The currency of stories

 

One of the clients I have the pleasure of working with over the past decade is NIACE – The National Institute of Adult Continuing Education. They champion adult learning and encourage the government to look favourably upon it too.

I’m exceptionally grateful to NIACE because they made me consciously aware of what I had been unconsciously aware of when I worked as a video journalist at the BBC. I had a feeling back then that a good story was a good thing. But NIACE made me realise that a good story is more than that. It has value.

It was at one of their Adult Learners’ Awards Ceremonies that Verity Bullough from the Skills Funding Agency said, ”People aren’t inspired by lists of information… but it’s people’s stories that people really go for.” https://www.youtube.com/watch?v=xzyHVSiVpLk

Yes. Facts tell. Stories sell.

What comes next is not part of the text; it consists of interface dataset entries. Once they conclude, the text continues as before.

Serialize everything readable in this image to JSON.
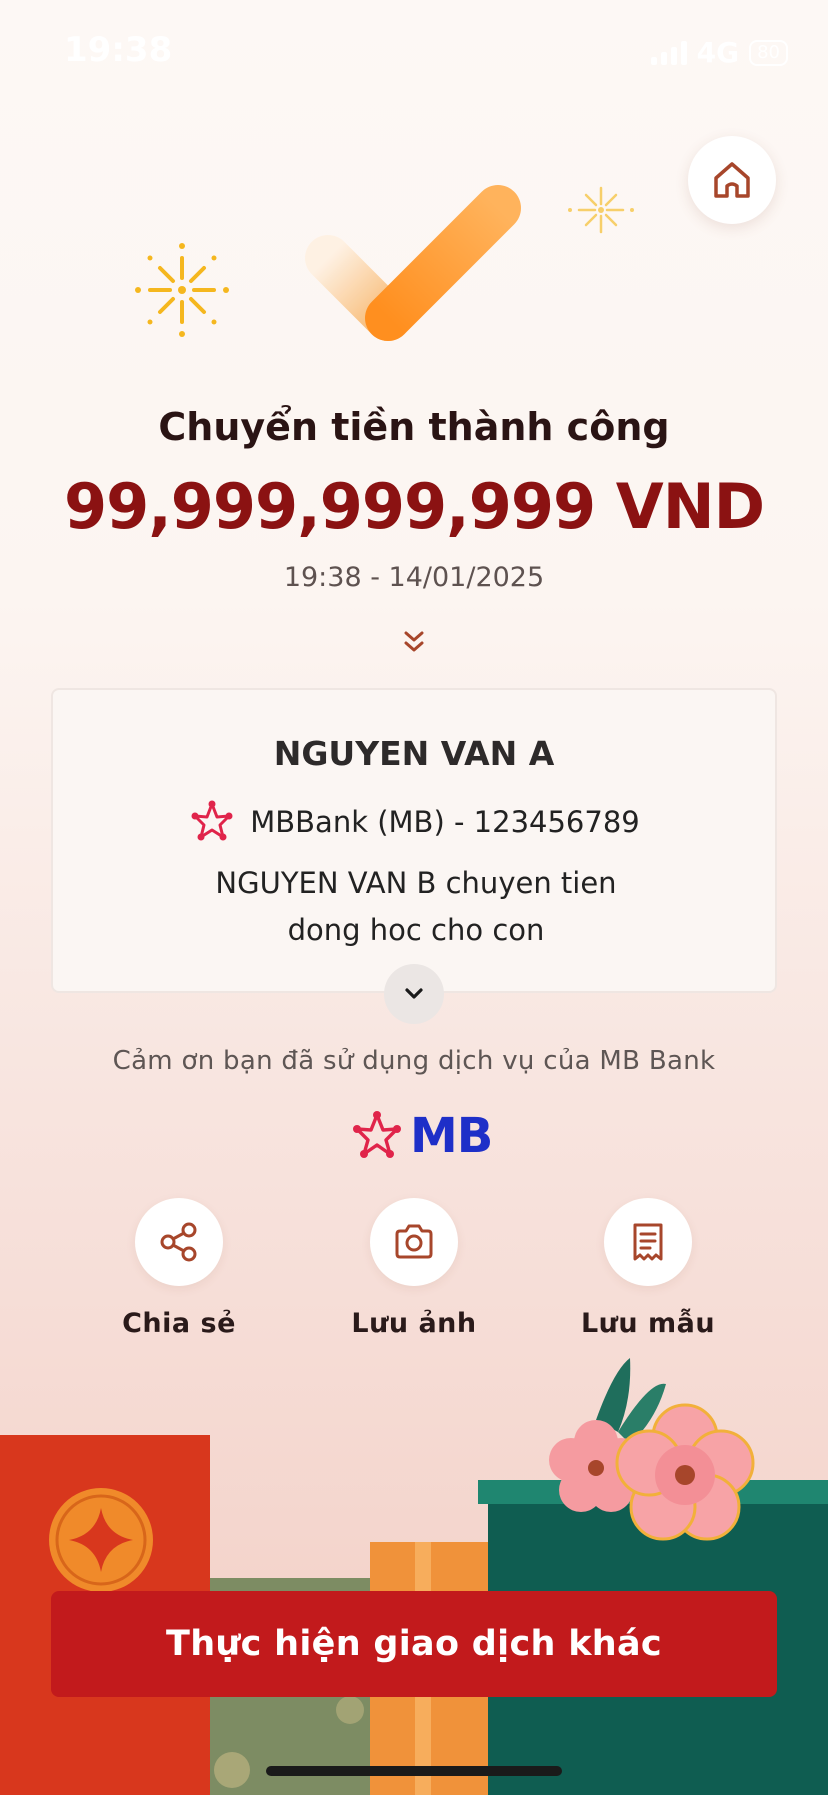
{
  "status_bar": {
    "time": "19:38",
    "network": "4G",
    "battery": "80"
  },
  "result": {
    "title": "Chuyển tiền thành công",
    "amount": "99,999,999,999 VND",
    "datetime": "19:38 - 14/01/2025"
  },
  "transfer": {
    "recipient_name": "NGUYEN VAN A",
    "bank_account": "MBBank (MB) - 123456789",
    "memo": "NGUYEN VAN B chuyen tien dong hoc cho con"
  },
  "thanks_text": "Cảm ơn bạn đã sử dụng dịch vụ của MB Bank",
  "brand": {
    "logo_text": "MB",
    "logo_color": "#1e2fc8",
    "star_color": "#e0244a"
  },
  "actions": [
    {
      "label": "Chia sẻ",
      "icon": "share-icon"
    },
    {
      "label": "Lưu ảnh",
      "icon": "camera-icon"
    },
    {
      "label": "Lưu mẫu",
      "icon": "receipt-icon"
    }
  ],
  "cta": {
    "label": "Thực hiện giao dịch khác"
  },
  "colors": {
    "accent_red": "#c21a1c",
    "amount_red": "#8b1212",
    "icon_brown": "#a7462b",
    "check_orange": "#ff9a2e"
  }
}
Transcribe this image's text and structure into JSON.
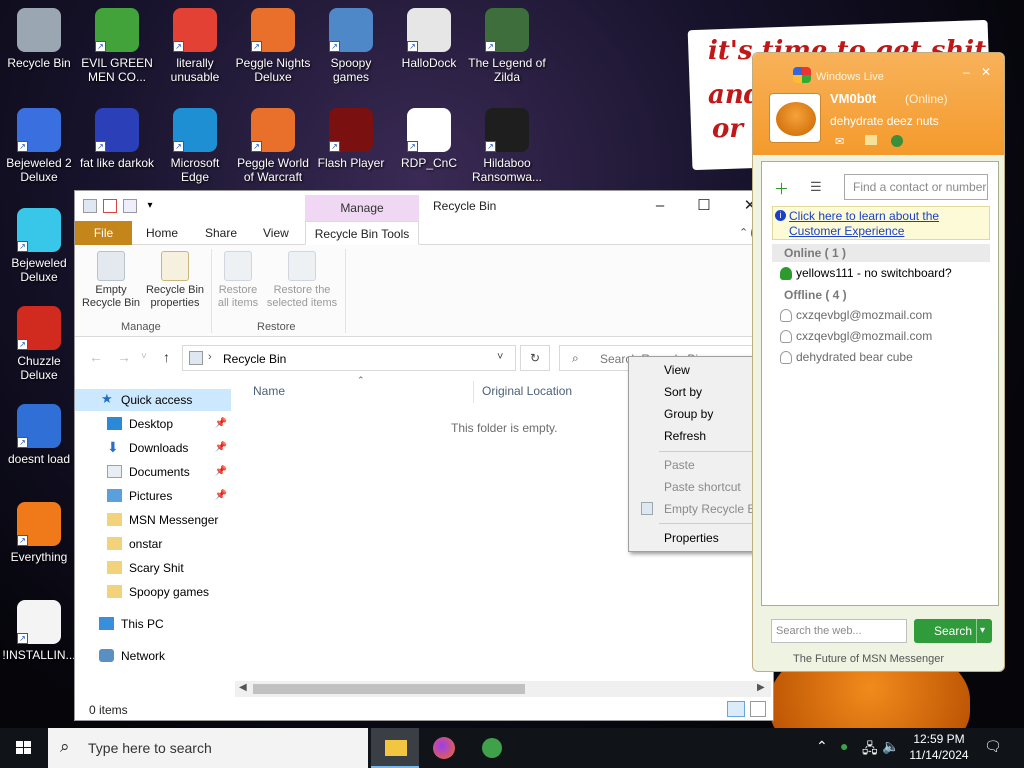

But it was filming their chief Executive NAME that I became aware of how crucial stories are to their make up. Funnily enough he did this by telling story: a story about a florist and how his story swayed government. https://www.youtube.com/watch?v=3s7GtVnFlsM

To NIACE, stories are more than a good thing. They have value. And they can be used as currency.

 

Snackable Video

I’ve just seen that the BBC are tweeting about the day’s weather using video. Nothing too unusual about that. Or is there?

Here’s an example: https://twitter.com/melcoles1/status/654895898120597504

Not quite what you expected? Where is the jacket and tie? The standing? The pointing? And we’re all done in 19 seconds! What happened to the full two minutes? Obviously this is filmed ‘behind the scenes’, off the cuff. But it’s a absolute breath of fresh air. Yes, we get the point that the weather was not going to change anytime soon. But through this we get SO MUCH MORE than the weather. We get to see, hear, be part of the newsroom. We get to see the weather presenter in his regular clothes, in his natural habitat, being his usual helpful self, despite the early hour. Perhaps there’s a degree more honesty here too. But above all, for me, because the busy news presenter organised this tweet when she really didn’t have to, we get a sense that the BBC really cares. All from a simple tweet.

Watching the video, did you stop to consider how it was filmed? The video quality seemed good enough, so did it concern you? Besides, this is the BBC! There was probably a director involved, a broadcast quality camera and microphone deployed. But no. This footage was filmed single-handedly by the the main news presenter with her iPhone. Prepped. Recorded. Tweeted. Job done. Moving on. A couple of minute’s work. And SO MUCH POSITIVITY emanating as a result.

It’s events like this that make me think that there is a new wave of video developing. First we have broadcast quality video from television studios and professional video companies. Then, at the other end of the spectrum, we have ‘home-made’ video, which can be a bit hit and miss if I’m being honest. But I see this exciting new genre of video emerging: well-made, engaging, honest, inexpensive. And quick. You may say this is a good thing. I do. You may argue it’s a bad thing. I know fellow video professionals that do. But it’s here. And it’s harbouring an enormous amount of unexplored potential.

But what to call this new kind of video? I mentioned this once to James Taylor from Macildowie Recruitment Consultants and he said, “So you’re talking about a kind of Snackable Video?” “Yes, James,” I said, “Snackable Video is exactly what I’m talking about.”

 

 

Deadlines are the life and soul.

It’s nothing new I know: to get something done, you need a deadline. If you don’t have one, then the only way that things are going to happen is if someone else does it for you. And the only way they’ll get it done is if they have their own deadline. Just think of that shoemaker who relied on those elves working the nightshift. But a deadline is an awkward little fellow. He’s never quite where you want him. He’s either too far away, in which case he is ignored and may as well not be there at all, or, as Leonard Bernstein would concur, he’s way too near. Leonard said,”To achieve great things, two things are needed; a plan, and not quite enough time.” Of course he was writing and conducting musicals – slightly trickier than writing one’s first blog. But either way, without a deadline things just don’t happen. Perhaps the hardest thing is having to invent one in order to get things rolling – like I have here: I want to have my first blog up by 2pm. A synthetic deadline. And if I miss 2pm, absolutely no-one  will mind. So mine is a synthetic deadline with a safety net. Arguably the best sort. And once I press ‘publish’ it will evaporate into the ether leaving no visible trace of its existence whatsoever. But I alone will owe it a great debt of gratitude. For without it this blog wouldn’t have been written. And without his many and varied colleagues all those wonderful stories out there would remain untold.